Albany County Sheriff Dave O’Malley said in his first 30 years in law enforcement he encountered heroin only twice, but now illicit drugs -- including meth and cocaine -- are something his department deals with all the time.
For those individuals struggling with addiction who end up in the Albany County Detention Center, the immediate shift to sobriety can bring on intense physical and emotional stress, according to O’Malley. That’s why he wants to start offering inmates acupuncture to relieve the side effects of withdrawal.
“If we can do anything in our detention center to help these folks through their stay there,” O’Malley said. “And if it’s something that might stay with them beyond that, then we are going to give that a try.”
The idea was brought to him by Sara Bursac, executive director of the Laramie-based National Acupuncture Detoxification Association. While O’Malley is not aware of any similar programs in Wyoming, he said there are programs in other states he can look to for guidance.

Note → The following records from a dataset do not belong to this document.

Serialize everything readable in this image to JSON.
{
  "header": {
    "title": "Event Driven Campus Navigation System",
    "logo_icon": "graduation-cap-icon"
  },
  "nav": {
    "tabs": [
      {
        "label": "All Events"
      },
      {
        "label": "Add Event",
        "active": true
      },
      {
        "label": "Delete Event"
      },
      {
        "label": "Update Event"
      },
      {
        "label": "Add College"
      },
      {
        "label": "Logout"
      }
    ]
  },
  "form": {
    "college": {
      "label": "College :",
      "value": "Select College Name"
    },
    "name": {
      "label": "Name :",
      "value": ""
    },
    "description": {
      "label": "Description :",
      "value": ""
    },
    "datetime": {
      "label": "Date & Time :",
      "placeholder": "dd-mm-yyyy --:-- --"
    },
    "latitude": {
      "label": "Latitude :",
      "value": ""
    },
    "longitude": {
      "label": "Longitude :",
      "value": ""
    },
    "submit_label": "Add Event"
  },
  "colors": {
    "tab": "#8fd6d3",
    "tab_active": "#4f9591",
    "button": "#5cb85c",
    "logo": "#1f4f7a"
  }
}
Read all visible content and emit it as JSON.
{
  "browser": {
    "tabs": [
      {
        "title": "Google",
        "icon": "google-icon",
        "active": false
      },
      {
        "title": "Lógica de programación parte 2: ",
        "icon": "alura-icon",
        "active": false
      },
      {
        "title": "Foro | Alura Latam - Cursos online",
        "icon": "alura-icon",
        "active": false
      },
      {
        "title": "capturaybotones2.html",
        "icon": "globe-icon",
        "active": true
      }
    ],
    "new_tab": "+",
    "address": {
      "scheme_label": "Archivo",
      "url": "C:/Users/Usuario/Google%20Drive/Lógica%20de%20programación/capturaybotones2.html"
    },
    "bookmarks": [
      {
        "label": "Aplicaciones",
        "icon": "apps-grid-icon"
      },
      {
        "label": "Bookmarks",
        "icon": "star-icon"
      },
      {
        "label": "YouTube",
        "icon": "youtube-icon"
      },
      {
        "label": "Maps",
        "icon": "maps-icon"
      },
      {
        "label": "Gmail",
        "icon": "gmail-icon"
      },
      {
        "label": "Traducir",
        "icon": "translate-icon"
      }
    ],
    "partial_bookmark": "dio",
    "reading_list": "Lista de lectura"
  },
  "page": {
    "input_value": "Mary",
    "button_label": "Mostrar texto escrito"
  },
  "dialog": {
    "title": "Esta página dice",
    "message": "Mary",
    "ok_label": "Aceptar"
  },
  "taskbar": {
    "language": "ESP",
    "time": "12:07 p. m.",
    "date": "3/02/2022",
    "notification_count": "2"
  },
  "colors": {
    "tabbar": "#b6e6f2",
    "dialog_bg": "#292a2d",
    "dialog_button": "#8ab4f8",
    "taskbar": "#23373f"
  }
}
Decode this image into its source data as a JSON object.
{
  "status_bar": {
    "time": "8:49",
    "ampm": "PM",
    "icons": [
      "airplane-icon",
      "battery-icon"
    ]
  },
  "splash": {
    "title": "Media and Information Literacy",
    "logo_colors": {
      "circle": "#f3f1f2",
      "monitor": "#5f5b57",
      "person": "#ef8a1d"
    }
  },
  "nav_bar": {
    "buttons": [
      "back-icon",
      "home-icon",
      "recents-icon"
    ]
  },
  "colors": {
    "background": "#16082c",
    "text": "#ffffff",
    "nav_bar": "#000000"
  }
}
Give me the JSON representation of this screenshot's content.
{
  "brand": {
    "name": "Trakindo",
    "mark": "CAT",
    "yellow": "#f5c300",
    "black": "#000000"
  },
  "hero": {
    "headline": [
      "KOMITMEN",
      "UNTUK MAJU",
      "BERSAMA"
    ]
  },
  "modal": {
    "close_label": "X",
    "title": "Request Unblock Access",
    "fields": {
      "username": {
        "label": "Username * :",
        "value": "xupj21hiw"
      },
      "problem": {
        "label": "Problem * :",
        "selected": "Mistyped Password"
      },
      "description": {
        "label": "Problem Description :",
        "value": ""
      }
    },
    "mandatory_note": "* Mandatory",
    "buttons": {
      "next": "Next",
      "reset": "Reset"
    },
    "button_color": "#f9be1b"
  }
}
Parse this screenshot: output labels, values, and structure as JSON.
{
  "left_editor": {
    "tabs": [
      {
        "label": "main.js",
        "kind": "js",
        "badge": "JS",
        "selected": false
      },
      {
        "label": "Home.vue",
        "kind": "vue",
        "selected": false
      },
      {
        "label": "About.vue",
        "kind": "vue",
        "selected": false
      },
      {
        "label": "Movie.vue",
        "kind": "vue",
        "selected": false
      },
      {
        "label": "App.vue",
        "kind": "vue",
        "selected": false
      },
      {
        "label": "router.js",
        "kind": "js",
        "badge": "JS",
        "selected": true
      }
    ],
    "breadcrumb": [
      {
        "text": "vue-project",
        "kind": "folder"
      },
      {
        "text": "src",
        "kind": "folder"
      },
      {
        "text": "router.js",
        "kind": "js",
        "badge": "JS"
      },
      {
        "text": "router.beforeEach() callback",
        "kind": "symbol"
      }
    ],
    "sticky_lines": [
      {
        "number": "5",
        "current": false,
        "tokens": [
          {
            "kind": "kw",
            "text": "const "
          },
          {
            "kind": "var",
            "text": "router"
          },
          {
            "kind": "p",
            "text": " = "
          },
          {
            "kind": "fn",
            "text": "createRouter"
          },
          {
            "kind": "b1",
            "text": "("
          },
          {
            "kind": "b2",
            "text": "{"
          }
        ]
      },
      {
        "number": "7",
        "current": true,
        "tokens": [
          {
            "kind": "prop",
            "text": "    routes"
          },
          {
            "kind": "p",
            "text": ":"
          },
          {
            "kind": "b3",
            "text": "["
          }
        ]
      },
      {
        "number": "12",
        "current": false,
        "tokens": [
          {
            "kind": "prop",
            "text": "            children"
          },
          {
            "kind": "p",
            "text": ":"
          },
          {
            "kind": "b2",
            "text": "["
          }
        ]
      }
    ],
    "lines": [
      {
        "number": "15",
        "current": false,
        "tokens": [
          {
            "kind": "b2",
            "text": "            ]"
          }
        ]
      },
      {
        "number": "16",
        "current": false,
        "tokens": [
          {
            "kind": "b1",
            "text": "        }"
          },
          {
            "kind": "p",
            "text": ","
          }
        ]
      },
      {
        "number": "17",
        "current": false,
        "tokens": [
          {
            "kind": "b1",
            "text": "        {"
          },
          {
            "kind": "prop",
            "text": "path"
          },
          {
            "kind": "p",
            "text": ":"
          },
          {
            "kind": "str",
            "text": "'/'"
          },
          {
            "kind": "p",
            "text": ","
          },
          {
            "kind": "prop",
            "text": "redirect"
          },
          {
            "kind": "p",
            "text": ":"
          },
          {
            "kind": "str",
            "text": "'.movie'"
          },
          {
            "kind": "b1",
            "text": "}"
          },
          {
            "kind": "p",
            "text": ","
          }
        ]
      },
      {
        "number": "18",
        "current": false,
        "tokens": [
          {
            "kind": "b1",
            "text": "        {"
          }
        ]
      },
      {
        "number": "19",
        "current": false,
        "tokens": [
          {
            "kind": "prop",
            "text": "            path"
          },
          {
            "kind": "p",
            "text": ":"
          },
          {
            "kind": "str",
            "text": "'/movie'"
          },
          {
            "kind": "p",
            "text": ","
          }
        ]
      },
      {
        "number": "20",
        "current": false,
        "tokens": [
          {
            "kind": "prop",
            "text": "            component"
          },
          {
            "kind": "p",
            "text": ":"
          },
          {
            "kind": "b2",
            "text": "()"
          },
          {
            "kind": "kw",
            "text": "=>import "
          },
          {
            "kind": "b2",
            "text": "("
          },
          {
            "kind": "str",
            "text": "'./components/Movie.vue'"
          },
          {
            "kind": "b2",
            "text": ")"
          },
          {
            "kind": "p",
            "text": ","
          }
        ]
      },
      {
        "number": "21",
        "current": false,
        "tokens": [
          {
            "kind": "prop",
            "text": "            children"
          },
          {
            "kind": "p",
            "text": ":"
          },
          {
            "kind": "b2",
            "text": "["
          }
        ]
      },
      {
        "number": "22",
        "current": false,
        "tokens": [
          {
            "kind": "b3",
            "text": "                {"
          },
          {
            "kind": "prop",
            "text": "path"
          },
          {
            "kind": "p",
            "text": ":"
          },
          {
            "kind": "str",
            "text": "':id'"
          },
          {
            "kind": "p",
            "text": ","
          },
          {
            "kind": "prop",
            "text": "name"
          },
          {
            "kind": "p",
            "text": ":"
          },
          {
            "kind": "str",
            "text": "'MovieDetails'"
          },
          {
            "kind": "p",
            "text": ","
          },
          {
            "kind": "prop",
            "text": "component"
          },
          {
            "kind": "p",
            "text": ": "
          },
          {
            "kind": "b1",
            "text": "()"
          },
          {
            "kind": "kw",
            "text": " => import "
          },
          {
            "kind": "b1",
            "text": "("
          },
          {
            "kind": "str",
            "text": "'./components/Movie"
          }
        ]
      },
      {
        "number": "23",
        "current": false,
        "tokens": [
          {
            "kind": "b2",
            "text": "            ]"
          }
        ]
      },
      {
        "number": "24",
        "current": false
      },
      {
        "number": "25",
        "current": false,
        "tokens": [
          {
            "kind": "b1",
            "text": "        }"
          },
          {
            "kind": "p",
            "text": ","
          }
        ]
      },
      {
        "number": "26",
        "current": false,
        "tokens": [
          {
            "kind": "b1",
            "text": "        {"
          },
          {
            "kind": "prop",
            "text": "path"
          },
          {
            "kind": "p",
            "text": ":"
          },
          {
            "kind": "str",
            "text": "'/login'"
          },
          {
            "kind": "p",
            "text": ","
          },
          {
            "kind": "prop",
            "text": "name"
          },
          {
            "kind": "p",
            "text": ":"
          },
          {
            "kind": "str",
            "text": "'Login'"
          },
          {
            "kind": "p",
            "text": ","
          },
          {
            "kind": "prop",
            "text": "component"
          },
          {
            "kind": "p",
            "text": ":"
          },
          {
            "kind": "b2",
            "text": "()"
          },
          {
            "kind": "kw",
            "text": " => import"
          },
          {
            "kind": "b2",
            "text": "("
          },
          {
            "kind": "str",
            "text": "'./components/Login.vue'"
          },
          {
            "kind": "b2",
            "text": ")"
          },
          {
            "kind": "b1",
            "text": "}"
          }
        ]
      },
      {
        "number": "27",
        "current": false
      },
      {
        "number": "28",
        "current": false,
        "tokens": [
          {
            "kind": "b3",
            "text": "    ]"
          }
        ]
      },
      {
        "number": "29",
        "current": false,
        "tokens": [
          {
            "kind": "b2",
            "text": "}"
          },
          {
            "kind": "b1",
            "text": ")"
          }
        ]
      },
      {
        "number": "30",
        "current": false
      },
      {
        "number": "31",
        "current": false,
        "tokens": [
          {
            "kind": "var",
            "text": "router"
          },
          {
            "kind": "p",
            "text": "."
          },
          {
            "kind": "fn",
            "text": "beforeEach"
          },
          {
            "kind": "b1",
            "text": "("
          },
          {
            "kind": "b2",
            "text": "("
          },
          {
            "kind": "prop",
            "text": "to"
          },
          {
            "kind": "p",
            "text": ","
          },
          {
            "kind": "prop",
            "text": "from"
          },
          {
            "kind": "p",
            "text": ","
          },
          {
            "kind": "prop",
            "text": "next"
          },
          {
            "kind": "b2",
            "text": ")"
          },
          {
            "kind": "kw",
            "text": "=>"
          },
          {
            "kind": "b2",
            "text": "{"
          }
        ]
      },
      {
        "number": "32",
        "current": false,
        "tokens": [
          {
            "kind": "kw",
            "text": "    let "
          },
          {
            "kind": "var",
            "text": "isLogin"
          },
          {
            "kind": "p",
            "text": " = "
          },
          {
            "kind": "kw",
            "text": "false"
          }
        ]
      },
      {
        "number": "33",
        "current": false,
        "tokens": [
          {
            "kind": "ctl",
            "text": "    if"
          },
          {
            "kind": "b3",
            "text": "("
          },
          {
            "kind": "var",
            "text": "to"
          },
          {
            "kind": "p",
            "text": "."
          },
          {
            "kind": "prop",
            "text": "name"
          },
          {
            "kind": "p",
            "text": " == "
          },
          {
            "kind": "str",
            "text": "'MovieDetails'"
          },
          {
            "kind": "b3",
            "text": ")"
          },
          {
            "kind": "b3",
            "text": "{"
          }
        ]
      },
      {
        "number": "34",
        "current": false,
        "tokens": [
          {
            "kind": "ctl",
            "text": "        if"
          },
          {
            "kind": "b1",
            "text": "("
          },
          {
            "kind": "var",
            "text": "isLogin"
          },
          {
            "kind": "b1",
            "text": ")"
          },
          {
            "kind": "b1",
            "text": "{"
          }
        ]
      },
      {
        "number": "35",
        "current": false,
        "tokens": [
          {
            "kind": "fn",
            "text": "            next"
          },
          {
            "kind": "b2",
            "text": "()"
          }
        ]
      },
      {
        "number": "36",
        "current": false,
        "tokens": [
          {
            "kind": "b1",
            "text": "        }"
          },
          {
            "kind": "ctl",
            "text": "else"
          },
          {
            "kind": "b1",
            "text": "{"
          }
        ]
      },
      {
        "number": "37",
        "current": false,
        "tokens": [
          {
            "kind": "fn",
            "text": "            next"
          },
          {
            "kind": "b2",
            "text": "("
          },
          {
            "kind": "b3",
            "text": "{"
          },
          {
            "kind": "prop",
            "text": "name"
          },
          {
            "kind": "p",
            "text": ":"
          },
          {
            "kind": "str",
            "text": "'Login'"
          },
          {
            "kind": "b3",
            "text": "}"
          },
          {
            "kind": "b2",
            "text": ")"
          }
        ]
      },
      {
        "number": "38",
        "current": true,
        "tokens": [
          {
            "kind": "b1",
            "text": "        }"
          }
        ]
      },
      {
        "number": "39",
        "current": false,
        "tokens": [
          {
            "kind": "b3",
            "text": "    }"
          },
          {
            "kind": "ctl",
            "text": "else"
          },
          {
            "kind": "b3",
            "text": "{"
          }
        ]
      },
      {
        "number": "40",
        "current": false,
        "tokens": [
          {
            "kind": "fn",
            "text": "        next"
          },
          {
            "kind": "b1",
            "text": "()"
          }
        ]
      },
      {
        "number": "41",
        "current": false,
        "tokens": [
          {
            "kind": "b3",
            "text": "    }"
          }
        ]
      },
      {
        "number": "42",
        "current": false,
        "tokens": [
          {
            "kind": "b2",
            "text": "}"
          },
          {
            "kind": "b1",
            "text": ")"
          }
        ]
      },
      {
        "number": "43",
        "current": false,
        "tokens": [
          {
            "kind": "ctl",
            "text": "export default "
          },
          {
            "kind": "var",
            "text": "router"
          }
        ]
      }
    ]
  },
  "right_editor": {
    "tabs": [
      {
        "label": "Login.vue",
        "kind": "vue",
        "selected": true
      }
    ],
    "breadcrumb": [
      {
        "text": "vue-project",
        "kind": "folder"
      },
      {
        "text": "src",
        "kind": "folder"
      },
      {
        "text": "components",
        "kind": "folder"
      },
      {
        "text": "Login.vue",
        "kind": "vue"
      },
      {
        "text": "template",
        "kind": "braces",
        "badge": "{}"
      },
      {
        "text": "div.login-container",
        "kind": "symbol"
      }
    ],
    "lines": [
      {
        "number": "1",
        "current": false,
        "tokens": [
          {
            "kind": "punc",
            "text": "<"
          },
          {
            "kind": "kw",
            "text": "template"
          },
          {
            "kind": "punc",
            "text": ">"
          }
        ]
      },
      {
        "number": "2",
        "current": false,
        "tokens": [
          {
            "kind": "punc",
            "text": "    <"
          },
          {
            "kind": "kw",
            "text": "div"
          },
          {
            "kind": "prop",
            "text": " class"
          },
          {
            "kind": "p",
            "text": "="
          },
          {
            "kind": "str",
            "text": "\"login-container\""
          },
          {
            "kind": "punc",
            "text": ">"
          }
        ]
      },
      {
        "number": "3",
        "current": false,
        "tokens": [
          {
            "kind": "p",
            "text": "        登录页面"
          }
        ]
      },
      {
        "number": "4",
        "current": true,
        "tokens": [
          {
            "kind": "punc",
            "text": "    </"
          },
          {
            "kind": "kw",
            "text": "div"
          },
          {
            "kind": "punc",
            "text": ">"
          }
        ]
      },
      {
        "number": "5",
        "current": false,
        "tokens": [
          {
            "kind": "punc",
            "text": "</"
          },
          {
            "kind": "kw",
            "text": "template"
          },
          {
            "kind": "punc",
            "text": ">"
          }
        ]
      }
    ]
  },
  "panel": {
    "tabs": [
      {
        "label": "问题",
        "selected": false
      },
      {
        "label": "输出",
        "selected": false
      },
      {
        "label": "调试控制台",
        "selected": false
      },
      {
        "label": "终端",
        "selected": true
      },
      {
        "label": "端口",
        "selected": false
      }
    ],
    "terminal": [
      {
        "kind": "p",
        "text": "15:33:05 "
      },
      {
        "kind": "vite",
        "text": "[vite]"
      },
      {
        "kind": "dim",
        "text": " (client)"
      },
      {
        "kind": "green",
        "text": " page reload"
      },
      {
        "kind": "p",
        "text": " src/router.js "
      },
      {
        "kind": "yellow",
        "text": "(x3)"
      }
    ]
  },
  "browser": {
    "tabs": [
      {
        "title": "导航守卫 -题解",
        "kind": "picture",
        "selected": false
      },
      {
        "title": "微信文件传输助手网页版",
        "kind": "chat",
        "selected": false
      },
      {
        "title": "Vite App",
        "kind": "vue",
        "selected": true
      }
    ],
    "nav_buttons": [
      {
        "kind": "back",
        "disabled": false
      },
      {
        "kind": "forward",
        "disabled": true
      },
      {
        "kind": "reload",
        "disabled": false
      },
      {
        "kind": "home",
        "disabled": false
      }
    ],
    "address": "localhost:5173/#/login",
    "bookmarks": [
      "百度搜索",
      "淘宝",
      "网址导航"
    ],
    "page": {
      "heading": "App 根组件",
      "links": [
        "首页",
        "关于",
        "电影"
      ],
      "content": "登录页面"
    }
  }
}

“We’re not going to reinvent the wheel. We’ll look through several different jurisdictions’ protocols about how they go about instituting that kind of a program, and we’ll move forward on a trial basis.” O’Malley added, “In today's day and age the drug involvement in all of our cases in astronomical.”
The detention center has a team of nurses for more general medical needs, but O’Malley said there is not currently a program to specifically address withdrawal or substance abuse recovery. He said he’s starting with acupuncture because the Denver County Sheriff’s Department had success with a similar program, and, O’Malley said, because it’s affordable. He expects the program to be off the ground in the next couple of months.